-------- DATA RECORDS

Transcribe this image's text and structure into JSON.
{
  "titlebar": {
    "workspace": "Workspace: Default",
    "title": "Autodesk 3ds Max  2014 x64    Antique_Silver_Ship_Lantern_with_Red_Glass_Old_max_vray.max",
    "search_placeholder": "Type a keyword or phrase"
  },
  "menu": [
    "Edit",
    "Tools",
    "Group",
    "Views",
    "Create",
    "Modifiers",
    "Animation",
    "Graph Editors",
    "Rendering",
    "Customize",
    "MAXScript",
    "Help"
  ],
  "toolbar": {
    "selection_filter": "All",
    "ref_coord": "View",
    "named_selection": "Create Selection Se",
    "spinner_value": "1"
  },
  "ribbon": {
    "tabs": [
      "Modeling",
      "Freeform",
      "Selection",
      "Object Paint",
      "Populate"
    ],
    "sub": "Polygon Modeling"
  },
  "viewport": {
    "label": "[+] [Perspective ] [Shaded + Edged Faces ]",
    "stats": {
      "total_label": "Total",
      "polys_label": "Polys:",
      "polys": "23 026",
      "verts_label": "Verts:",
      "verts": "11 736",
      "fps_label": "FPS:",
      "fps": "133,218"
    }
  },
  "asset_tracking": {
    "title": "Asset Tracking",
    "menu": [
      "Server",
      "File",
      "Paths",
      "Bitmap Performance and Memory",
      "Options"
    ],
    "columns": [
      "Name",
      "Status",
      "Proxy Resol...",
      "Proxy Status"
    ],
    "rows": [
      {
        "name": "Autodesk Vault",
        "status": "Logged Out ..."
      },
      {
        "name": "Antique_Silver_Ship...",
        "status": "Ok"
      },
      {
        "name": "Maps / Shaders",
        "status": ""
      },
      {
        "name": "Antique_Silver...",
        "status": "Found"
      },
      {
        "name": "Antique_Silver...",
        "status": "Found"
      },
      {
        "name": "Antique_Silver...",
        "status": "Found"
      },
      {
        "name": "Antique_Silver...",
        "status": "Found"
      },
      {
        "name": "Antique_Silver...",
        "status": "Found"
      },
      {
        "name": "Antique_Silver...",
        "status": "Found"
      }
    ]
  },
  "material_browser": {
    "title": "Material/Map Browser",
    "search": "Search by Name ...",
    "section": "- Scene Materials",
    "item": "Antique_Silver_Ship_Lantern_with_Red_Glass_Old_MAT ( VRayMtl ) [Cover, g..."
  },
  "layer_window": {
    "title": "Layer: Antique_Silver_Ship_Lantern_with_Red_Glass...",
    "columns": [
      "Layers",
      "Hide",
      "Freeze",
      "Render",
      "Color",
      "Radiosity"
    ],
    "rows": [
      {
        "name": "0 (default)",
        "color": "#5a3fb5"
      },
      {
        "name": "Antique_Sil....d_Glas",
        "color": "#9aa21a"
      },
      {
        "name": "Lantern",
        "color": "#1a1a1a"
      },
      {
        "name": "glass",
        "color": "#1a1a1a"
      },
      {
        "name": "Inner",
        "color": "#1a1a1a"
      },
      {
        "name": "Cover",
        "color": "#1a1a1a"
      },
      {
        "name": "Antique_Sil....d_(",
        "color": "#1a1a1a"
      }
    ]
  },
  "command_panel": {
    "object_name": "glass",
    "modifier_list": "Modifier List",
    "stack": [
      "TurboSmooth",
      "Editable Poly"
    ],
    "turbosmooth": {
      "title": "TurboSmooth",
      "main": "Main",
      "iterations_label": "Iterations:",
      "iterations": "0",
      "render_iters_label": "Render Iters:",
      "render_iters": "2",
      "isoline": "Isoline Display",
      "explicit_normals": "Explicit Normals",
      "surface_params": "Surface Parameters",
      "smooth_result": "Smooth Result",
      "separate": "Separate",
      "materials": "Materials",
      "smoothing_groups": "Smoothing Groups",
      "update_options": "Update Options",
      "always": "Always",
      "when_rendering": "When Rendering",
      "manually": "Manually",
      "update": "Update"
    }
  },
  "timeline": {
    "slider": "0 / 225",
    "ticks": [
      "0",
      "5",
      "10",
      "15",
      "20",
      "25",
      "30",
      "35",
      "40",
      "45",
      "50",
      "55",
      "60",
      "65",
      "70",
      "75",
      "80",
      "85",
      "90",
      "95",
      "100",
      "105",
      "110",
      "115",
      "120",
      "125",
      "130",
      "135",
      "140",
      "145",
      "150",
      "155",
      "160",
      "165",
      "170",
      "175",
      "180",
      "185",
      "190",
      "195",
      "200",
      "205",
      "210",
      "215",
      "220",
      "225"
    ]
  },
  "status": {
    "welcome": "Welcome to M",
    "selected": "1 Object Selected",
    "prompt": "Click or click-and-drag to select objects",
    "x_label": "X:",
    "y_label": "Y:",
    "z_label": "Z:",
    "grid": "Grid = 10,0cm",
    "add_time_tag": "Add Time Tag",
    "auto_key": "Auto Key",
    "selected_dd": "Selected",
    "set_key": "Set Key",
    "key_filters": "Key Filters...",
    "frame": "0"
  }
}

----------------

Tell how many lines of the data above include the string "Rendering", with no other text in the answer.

2